Áine Whelan, backing vocals
John Crone, guitar
Eoin Ó Riabhaigh, uilleann pipes
Gus O’ Carroll, tenor saxophone
Paul Frost, double bass
Brian Morrissey, oud, percussion

THE ANGEL OF CORK

Words, Pat Daly
Music, Jimmy Crowley
Jimmy Crowley, cuckoo bass, Spanish guitar
Pat McNamara, accordion

WITH A BANJO BY MY SIDE

Words, Margaret Barry and Jimmy Crowley
Music, traditional
Jimmy Crowley, bouzouki

CORK’S OWN CHRISTY RING

Words, Brian McMahon
Music, traditional
Jimmy Crowley, the human voice

 STAILC AN TSEANDÚNA

Words and music, Jimmy Crowley
Jimmy Crowley, dordán, mando cello, mandola, guitar (Harmony Sovereign) 
John Crone, backing vocals

THE BALLAD OF KATTY BARRY

Words, Jimmy Crowley
Music, traditional
Jimmy Crowley, the human voice

BEAUTIFUL CITY

Words, John Fitzgerald
Music, traditional with new music by Jimmy Crowley
Jimmy Crowley, nylon-strung folk guitar
Featuring the Spike Island Mandolin Quartet:
Daphne Daunt, mandolin
Esmeralda Wilmot, mandolin
Ezekiel McGroarty, mandola 
Renzo Spike, mando-cello

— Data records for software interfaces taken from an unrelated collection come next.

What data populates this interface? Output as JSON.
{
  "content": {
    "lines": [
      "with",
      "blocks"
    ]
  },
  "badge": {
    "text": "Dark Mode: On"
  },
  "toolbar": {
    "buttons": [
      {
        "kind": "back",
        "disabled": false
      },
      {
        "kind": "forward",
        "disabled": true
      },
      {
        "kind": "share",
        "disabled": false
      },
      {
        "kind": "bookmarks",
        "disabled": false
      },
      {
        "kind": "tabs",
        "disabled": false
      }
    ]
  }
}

THE DOLL IN CASH’S WINDOW

Words, traditional with additional words by Pat Daly
Music, traditional
Featuring Stokers Lodge:

Jimmy Crowley, dordán
Johnny Murphy, backing vocals, guitar
Mick Murphy, backing vocals, mandolin
Eoin Ó Riabhaigh, uilleann pipes, tin whistle

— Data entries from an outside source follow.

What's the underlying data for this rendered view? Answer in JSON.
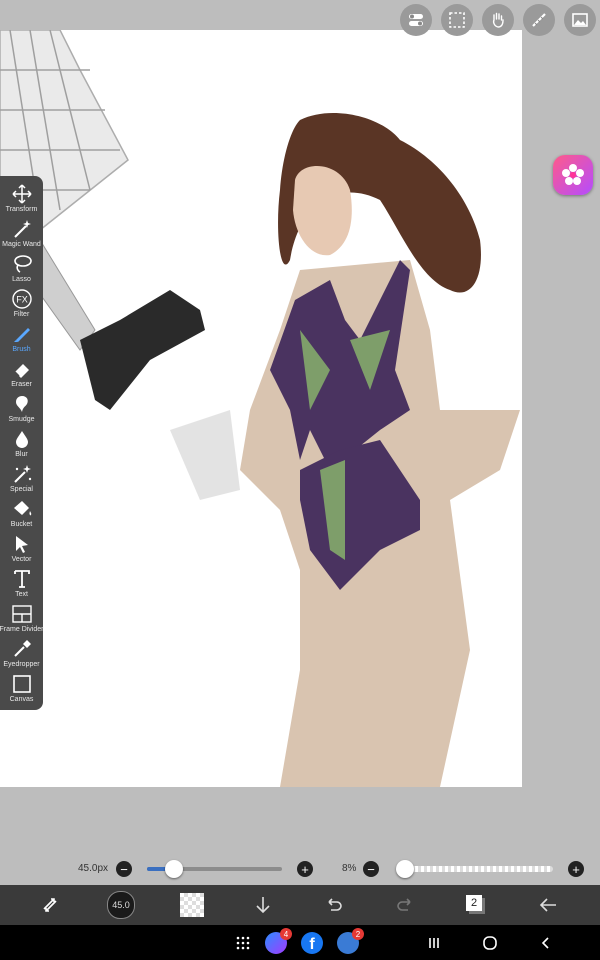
{
  "top_actions": [
    {
      "name": "toggle-panel-button",
      "icon": "toggle-switch-icon"
    },
    {
      "name": "selection-button",
      "icon": "dashed-rect-icon"
    },
    {
      "name": "hand-button",
      "icon": "hand-icon"
    },
    {
      "name": "ruler-button",
      "icon": "ruler-icon"
    },
    {
      "name": "gallery-button",
      "icon": "image-icon"
    }
  ],
  "tools": [
    {
      "label": "Transform",
      "icon": "move-arrows-icon"
    },
    {
      "label": "Magic Wand",
      "icon": "magic-wand-icon"
    },
    {
      "label": "Lasso",
      "icon": "lasso-icon"
    },
    {
      "label": "Filter",
      "icon": "fx-icon"
    },
    {
      "label": "Brush",
      "icon": "brush-icon",
      "active": true
    },
    {
      "label": "Eraser",
      "icon": "eraser-icon"
    },
    {
      "label": "Smudge",
      "icon": "smudge-icon"
    },
    {
      "label": "Blur",
      "icon": "drop-icon"
    },
    {
      "label": "Special",
      "icon": "sparkle-icon"
    },
    {
      "label": "Bucket",
      "icon": "bucket-icon"
    },
    {
      "label": "Vector",
      "icon": "cursor-arrow-icon"
    },
    {
      "label": "Text",
      "icon": "text-t-icon"
    },
    {
      "label": "Frame Divider",
      "icon": "frame-divider-icon"
    },
    {
      "label": "Eyedropper",
      "icon": "eyedropper-icon"
    },
    {
      "label": "Canvas",
      "icon": "canvas-square-icon"
    }
  ],
  "brush_size": {
    "text": "45.0px",
    "value": 45.0,
    "fraction": 0.2
  },
  "opacity": {
    "text": "8%",
    "value": 8,
    "fraction": 0.05
  },
  "bottom_bar": {
    "brush_preview_label": "45.0",
    "layer_count": "2"
  },
  "system_bar": {
    "messenger_badge": "4",
    "app3_badge": "2"
  },
  "colors": {
    "accent": "#5aa8ff",
    "slider_fill": "#3a6fc0",
    "toolbox_bg": "#4a4a4a",
    "bottom_bar_bg": "#3a3a3a"
  }
}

Recorded at Manor Studios, Cobh, County Cork, Ireland
Produced by Jimmy Crowley and John Crone
Engineered by John Crone
Additional recording, Louise McCormick
Mastered by Jack Talty

An unCorked bottle of effervescent music…